# WHAT YOU ARE ASKED TO DO
Throughout the listing below, copy each line containing "desejado".

# EXCERPTED DATA
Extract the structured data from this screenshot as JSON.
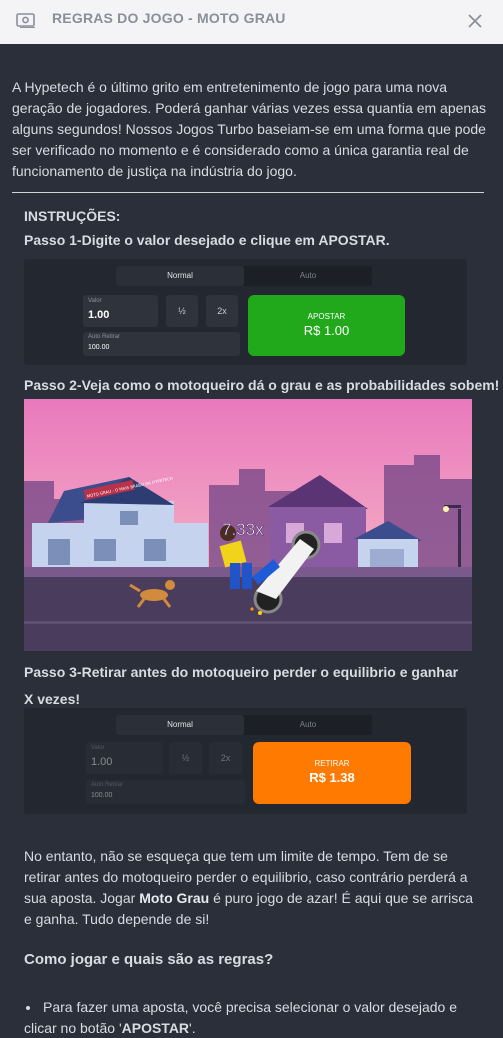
{
  "header": {
    "title": "REGRAS DO JOGO - MOTO GRAU",
    "ticket_icon": "ticket-icon",
    "close_icon": "close-icon"
  },
  "intro": "A Hypetech é o último grito em entretenimento de jogo para uma nova geração de jogadores. Poderá ganhar várias vezes essa quantia em apenas alguns segundos! Nossos Jogos Turbo baseiam-se em uma forma que pode ser verificado no momento e é considerado como a única garantia real de funcionamento de justiça na indústria do jogo.",
  "instructions": {
    "heading": "INSTRUÇÕES:",
    "step1": "Passo 1-Digite o valor desejado e clique em APOSTAR.",
    "step2": "Passo 2-Veja como o motoqueiro dá o grau e as probabilidades sobem!",
    "step3": "Passo 3-Retirar antes do motoqueiro perder o equilibrio e ganhar X vezes!"
  },
  "demo_bet": {
    "tab_normal": "Normal",
    "tab_auto": "Auto",
    "value_label": "Valor",
    "value": "1.00",
    "half": "½",
    "double": "2x",
    "auto_retirar_label": "Auto Retirar",
    "auto_retirar_value": "100.00",
    "button_line1": "APOSTAR",
    "button_line2": "R$ 1.00"
  },
  "demo_cashout": {
    "tab_normal": "Normal",
    "tab_auto": "Auto",
    "value_label": "Valor",
    "value": "1.00",
    "half": "½",
    "double": "2x",
    "auto_retirar_label": "Auto Retirar",
    "auto_retirar_value": "100.00",
    "button_line1": "RETIRAR",
    "button_line2": "R$ 1.38"
  },
  "game": {
    "multiplier": "7.33x",
    "sign_text": "MOTO GRAU - O MAIS BRABO DA HYPETECH"
  },
  "note": {
    "before": "No entanto, não se esqueça que tem um limite de tempo. Tem de se retirar antes do motoqueiro perder o equilibrio, caso contrário perderá a sua aposta. Jogar ",
    "bold": "Moto Grau",
    "after": " é puro jogo de azar! É aqui que se arrisca e ganha. Tudo depende de si!"
  },
  "rules": {
    "heading": "Como jogar e quais são as regras?",
    "bullet_before": "Para fazer uma aposta, você precisa selecionar o valor desejado e clicar no botão '",
    "bullet_bold": "APOSTAR",
    "bullet_after": "'."
  },
  "colors": {
    "background": "#2a2f3a",
    "header_bg": "#f4f4f6",
    "bet_button": "#22a81b",
    "cashout_button": "#ff7a00"
  }
}
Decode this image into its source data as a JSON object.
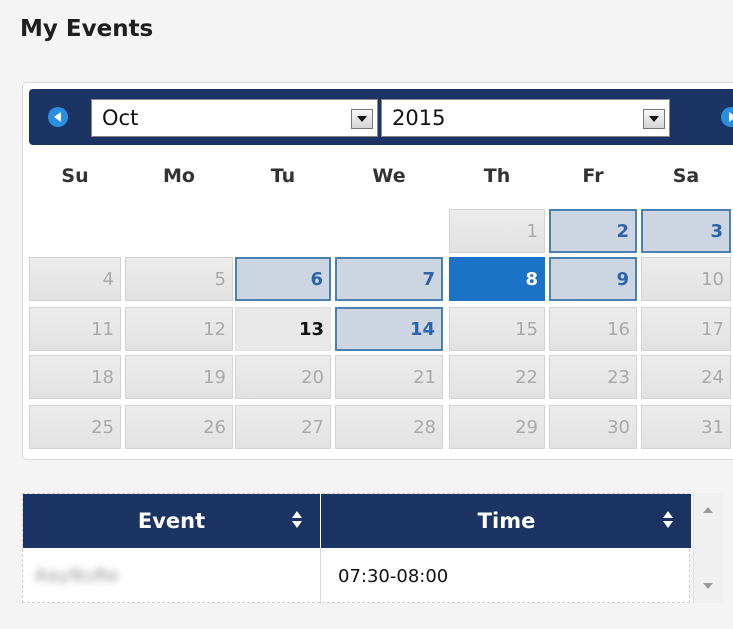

# ANSWER TO THE EXERCISE
    "step1": "Passo 1-Digite o valor desejado e clique em APOSTAR.",
    "bullet_before": "Para fazer uma aposta, você precisa selecionar o valor desejado e clicar no botão '",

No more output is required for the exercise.